Green MP Keith Locke is criticising the Justice Minister for giving the green light to US companies that send New Zealanders’ personal information to America for checking against the US anti-terrorist watchlist.
“In Parliament today Phil Goff justified the vetting of Aucklander Mohammad Abbas by the US Office of Foreign Assets when he sent money to a sick relative to India through US-owned Western Union,” said Mr Locke, the Green Party’s Foreign Affairs spokesperson.
“Financial institutions in New Zealand are required to check transactions against the New Zealand list of designated terrorists, which is essentially the UN list. If the checking had been done in New Zealand, according to New Zealand law, Mr Abbas would have been quickly cleared, even though his name was similar to someone on the New Zealand list.
“Instead, Western Union applied US law and sent the information for processing by the US Office of Foreign Assets, which operates a much larger American watchlist. All kinds of people have been inconvenienced by the application of this list, most recently the singer Yusuf Islam, AKA Cat Stevens.
“Western Union’s action was a violation of New Zealand sovereignty and our privacy law, which aims to restrict and control the circulation of personal information.
“Western Union’s actions brought much grief to Mr Abbas, whose uncle in India needed the money for an urgent operation.
“New Zealand should be following the British Columbian Government’s example by passing legislation that restricts the passage of information out of Canada and imposes heavy fines on those who disclose it to foreign agencies.
“The law, passed last month, was in response to the US Patriot Act, whereby the American government can force US subsidiaries in other countries to give personal information to the FBI, and at the same time forbid those companies from telling the host government.

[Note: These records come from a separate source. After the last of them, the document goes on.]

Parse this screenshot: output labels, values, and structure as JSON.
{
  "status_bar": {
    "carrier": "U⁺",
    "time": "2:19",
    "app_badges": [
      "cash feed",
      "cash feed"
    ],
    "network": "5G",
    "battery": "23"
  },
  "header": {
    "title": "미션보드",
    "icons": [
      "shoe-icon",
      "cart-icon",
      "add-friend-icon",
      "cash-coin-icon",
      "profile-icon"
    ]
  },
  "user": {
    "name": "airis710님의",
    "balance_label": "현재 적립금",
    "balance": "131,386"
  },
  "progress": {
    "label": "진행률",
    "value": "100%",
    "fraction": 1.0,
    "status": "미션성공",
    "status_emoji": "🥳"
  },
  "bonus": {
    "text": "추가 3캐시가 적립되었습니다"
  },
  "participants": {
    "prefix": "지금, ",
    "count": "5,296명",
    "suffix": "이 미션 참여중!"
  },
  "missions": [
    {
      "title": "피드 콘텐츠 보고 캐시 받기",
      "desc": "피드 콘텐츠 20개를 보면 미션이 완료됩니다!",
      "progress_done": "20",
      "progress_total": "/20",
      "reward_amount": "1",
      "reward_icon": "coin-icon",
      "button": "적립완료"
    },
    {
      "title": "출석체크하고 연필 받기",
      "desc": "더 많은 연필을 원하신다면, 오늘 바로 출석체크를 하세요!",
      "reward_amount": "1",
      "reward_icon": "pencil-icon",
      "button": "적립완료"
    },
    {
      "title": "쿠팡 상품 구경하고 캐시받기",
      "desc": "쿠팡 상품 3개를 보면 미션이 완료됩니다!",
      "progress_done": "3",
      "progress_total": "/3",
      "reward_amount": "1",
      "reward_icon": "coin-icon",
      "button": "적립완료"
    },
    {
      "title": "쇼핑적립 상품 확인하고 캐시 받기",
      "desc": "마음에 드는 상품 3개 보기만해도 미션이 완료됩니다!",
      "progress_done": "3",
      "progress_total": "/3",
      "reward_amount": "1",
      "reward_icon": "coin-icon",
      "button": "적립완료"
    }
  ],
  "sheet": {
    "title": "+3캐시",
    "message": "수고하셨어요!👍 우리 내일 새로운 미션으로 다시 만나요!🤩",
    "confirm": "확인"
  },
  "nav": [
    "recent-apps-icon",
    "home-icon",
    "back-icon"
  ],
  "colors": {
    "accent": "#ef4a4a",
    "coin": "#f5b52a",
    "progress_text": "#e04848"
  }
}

“Mr Goff should also take heed of the British Colombia Privacy Commissioner’s report, issued last Friday, which proposes further legislation, and wants assurances from relevant US officials that they will not attempt to access personal information on British Colombians from US companies operating in the province,” said Mr Locke.